#### [Exercise]
The copy has to match the data exactly and leave out every picture.

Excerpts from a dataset

══════════════════════════════

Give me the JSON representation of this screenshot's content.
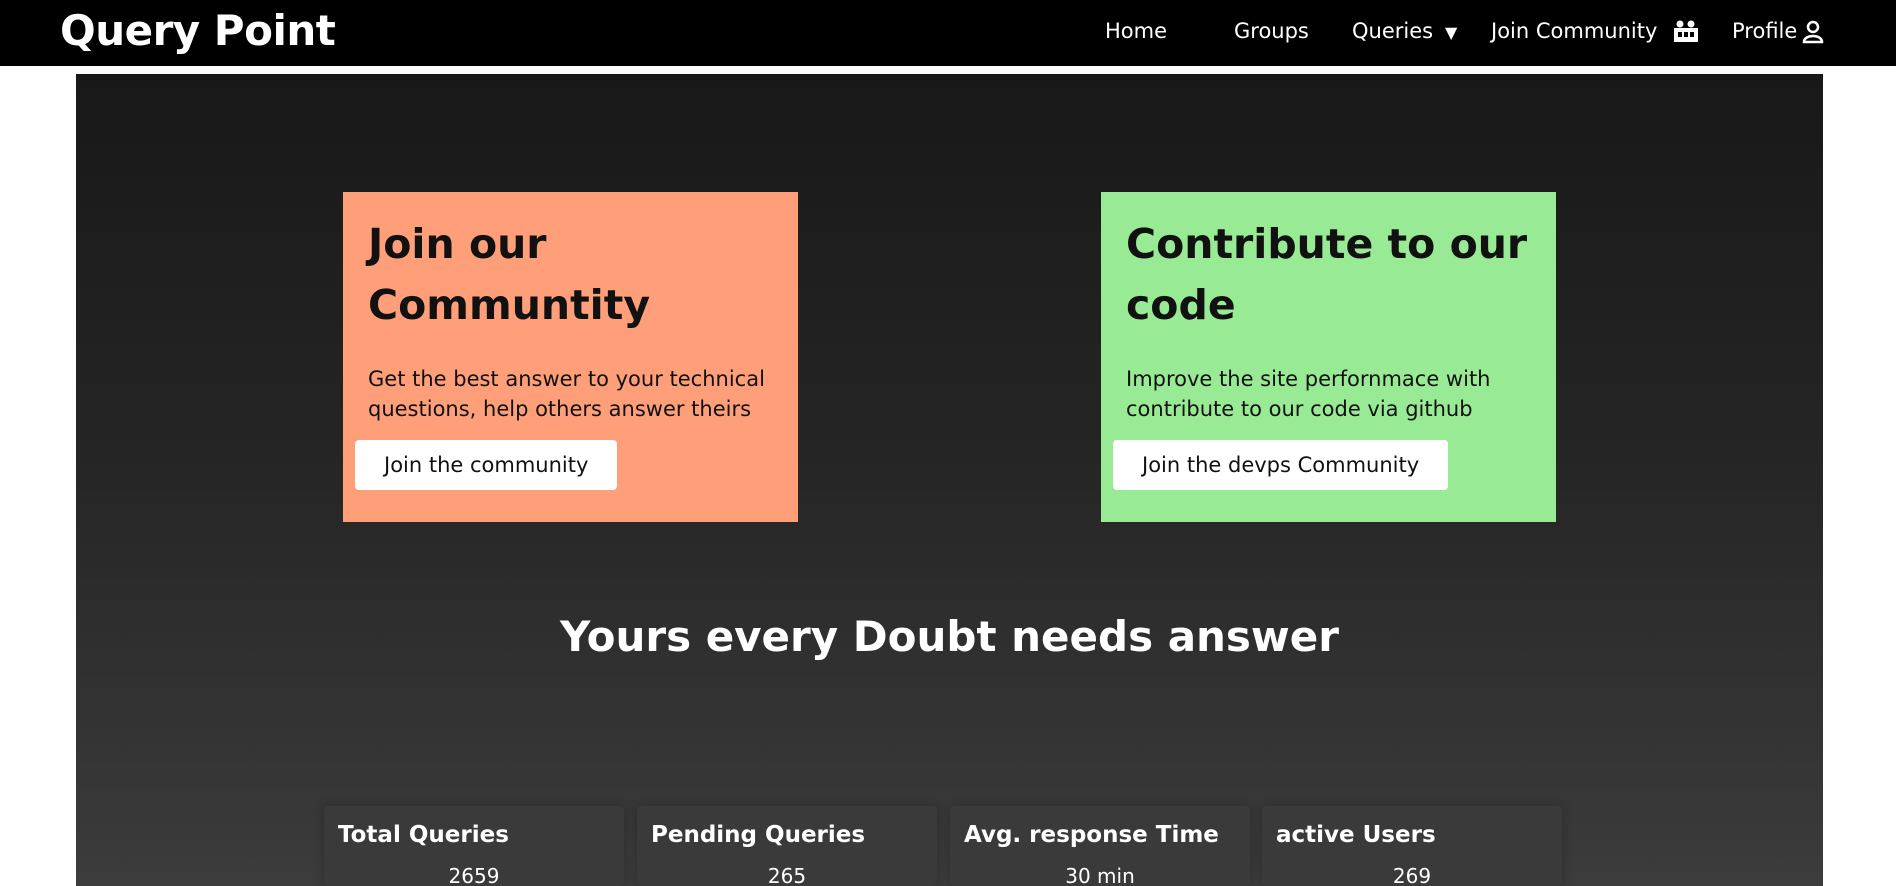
{
  "navbar": {
    "brand": "Query Point",
    "links": {
      "home": "Home",
      "groups": "Groups",
      "queries": "Queries",
      "join_community": "Join Community",
      "profile": "Profile"
    },
    "icons": {
      "queries_caret": "caret-down-icon",
      "join_community": "community-icon",
      "profile": "user-icon"
    }
  },
  "cards": {
    "community": {
      "title_line1": "Join our",
      "title_line2": "Communtity",
      "text_line1": "Get the best answer to your technical",
      "text_line2": "questions, help others answer theirs",
      "button": "Join the community",
      "color": "#ff9f7a"
    },
    "code": {
      "title_line1": "Contribute to our",
      "title_line2": "code",
      "text_line1": "Improve the site perfornmace with",
      "text_line2": "contribute to our code via github",
      "button": "Join the devps Community",
      "color": "#98eb94"
    }
  },
  "headline": "Yours every Doubt needs answer",
  "stats": [
    {
      "label": "Total Queries",
      "value": "2659"
    },
    {
      "label": "Pending Queries",
      "value": "265"
    },
    {
      "label": "Avg. response Time",
      "value": "30 min"
    },
    {
      "label": "active Users",
      "value": "269"
    }
  ]
}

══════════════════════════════

#### [Task response]
Give me the JSON representation of this screenshot's content.
{
  "navbar": {
    "brand": "Query Point",
    "links": {
      "home": "Home",
      "groups": "Groups",
      "queries": "Queries",
      "join_community": "Join Community",
      "profile": "Profile"
    },
    "icons": {
      "queries_caret": "caret-down-icon",
      "join_community": "community-icon",
      "profile": "user-icon"
    }
  },
  "cards": {
    "community": {
      "title_line1": "Join our",
      "title_line2": "Communtity",
      "text_line1": "Get the best answer to your technical",
      "text_line2": "questions, help others answer theirs",
      "button": "Join the community",
      "color": "#ff9f7a"
    },
    "code": {
      "title_line1": "Contribute to our",
      "title_line2": "code",
      "text_line1": "Improve the site perfornmace with",
      "text_line2": "contribute to our code via github",
      "button": "Join the devps Community",
      "color": "#98eb94"
    }
  },
  "headline": "Yours every Doubt needs answer",
  "stats": [
    {
      "label": "Total Queries",
      "value": "2659"
    },
    {
      "label": "Pending Queries",
      "value": "265"
    },
    {
      "label": "Avg. response Time",
      "value": "30 min"
    },
    {
      "label": "active Users",
      "value": "269"
    }
  ]
}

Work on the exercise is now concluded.